2010 Fulbright Litigation Trends Survey Shows Increase In Employment Litigation
Published by Eric A. Welter on October 13, 2010
The 2010 Fulbright & Jaworski L.L.P. Litigation Trends Survey has come out. Employment litigation is on the rise. More after the break. Larry Bodine at the Law Marketing Blog has extracts here. He reports on the employment litigation portion of the report as follows: Labor & Employment Litigation Across the Board, Employment Litigation Up: Much of the litigation […]
The 2010 Fulbright & Jaworski L.L.P. Litigation Trends Survey has come out. Employment litigation is on the rise. More after the break.
Larry Bodine at the Law Marketing Blog has extracts here. He reports on the employment litigation portion of the report as follows:
Labor & Employment Litigation

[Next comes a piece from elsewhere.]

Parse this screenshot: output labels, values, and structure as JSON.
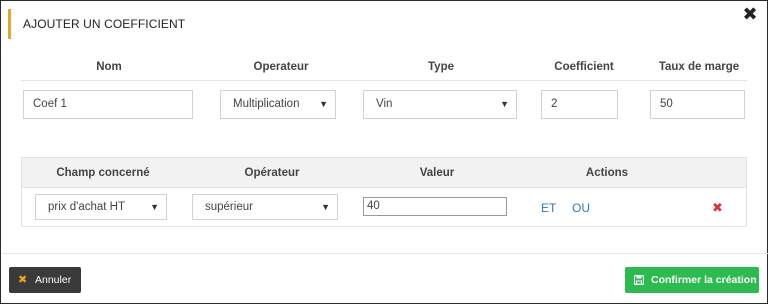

Across the Board, Employment Litigation Up: Much of the litigation swell was due to spikes in labor and employment suits. As the economic recovery lags, payrolls shrink and wages are cut. There is much talk of doing more with less. In this climate, companies continue to be sued by their employees in ever greater numbers. For the third straight year, sizeable portions of survey respondents report increases in multi-plaintiff cases: 18% report increases in wage and hour disputes (FLSA); 11% report a rise in traditional labor union related matters; 10% report an increase in age discrimination cases; 7% report rises in race discrimination suits and ERISA suits; and 6% report rises in sex discrimination suits and disability discrimination suits.
A Bubble in Wage & Hour Disputes? The upward trend in wage and hour suits started several years ago, when plaintiffs’ lawyers discovered that state and federal law provided the basis for recovery of small amounts per employee for events or practices covering hundreds of workers – in addition to attorney’s fees and, in some cases, double damages. Wage and hour disputes remain the primary concern when it comes to multi-plaintiff cases: nearly half of all respondents say the greatest increase in multi-plaintiff cases came in the area of wage and hour cases. Among those wage and hour claims, the majority were premised on misclassification and overtime, with a drop-off seen in claims related to meals and breaks.
Discrimination: Cases alleging sex, race, age and religious discrimination do not account for much of multi-plaintiff cases. Of those respondents who faced employment litigation cases, when looking at both single and multi-plaintiff cases together, 51% they saw the greatest increase in the area of discrimination during the past year. It is an area 44% of respondents expect to continue growing in the coming year. Approximately one-third of all respondents indicate race, age and wage and hour cases are the three types of claims that create the most monetary exposure.